Exercise description >> Each record is to be printed again precisely as it reads.

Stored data
□ □ □ □ □ □ □

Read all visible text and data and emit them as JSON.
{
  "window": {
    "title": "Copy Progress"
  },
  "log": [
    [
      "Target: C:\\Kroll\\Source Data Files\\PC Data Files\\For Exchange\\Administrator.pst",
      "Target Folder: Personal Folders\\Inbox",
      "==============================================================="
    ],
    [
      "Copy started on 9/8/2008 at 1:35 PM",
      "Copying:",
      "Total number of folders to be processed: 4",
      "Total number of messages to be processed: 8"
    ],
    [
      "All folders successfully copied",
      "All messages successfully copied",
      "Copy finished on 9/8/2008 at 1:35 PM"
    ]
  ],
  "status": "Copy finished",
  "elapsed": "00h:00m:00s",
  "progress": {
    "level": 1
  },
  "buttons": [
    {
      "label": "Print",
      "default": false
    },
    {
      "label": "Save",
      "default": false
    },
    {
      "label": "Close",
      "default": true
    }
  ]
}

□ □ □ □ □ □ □

Solution for this problem >>
Read all visible text and data and emit them as JSON.
{
  "window": {
    "title": "Copy Progress"
  },
  "log": [
    [
      "Target: C:\\Kroll\\Source Data Files\\PC Data Files\\For Exchange\\Administrator.pst",
      "Target Folder: Personal Folders\\Inbox",
      "==============================================================="
    ],
    [
      "Copy started on 9/8/2008 at 1:35 PM",
      "Copying:",
      "Total number of folders to be processed: 4",
      "Total number of messages to be processed: 8"
    ],
    [
      "All folders successfully copied",
      "All messages successfully copied",
      "Copy finished on 9/8/2008 at 1:35 PM"
    ]
  ],
  "status": "Copy finished",
  "elapsed": "00h:00m:00s",
  "progress": {
    "level": 1
  },
  "buttons": [
    {
      "label": "Print",
      "default": false
    },
    {
      "label": "Save",
      "default": false
    },
    {
      "label": "Close",
      "default": true
    }
  ]
}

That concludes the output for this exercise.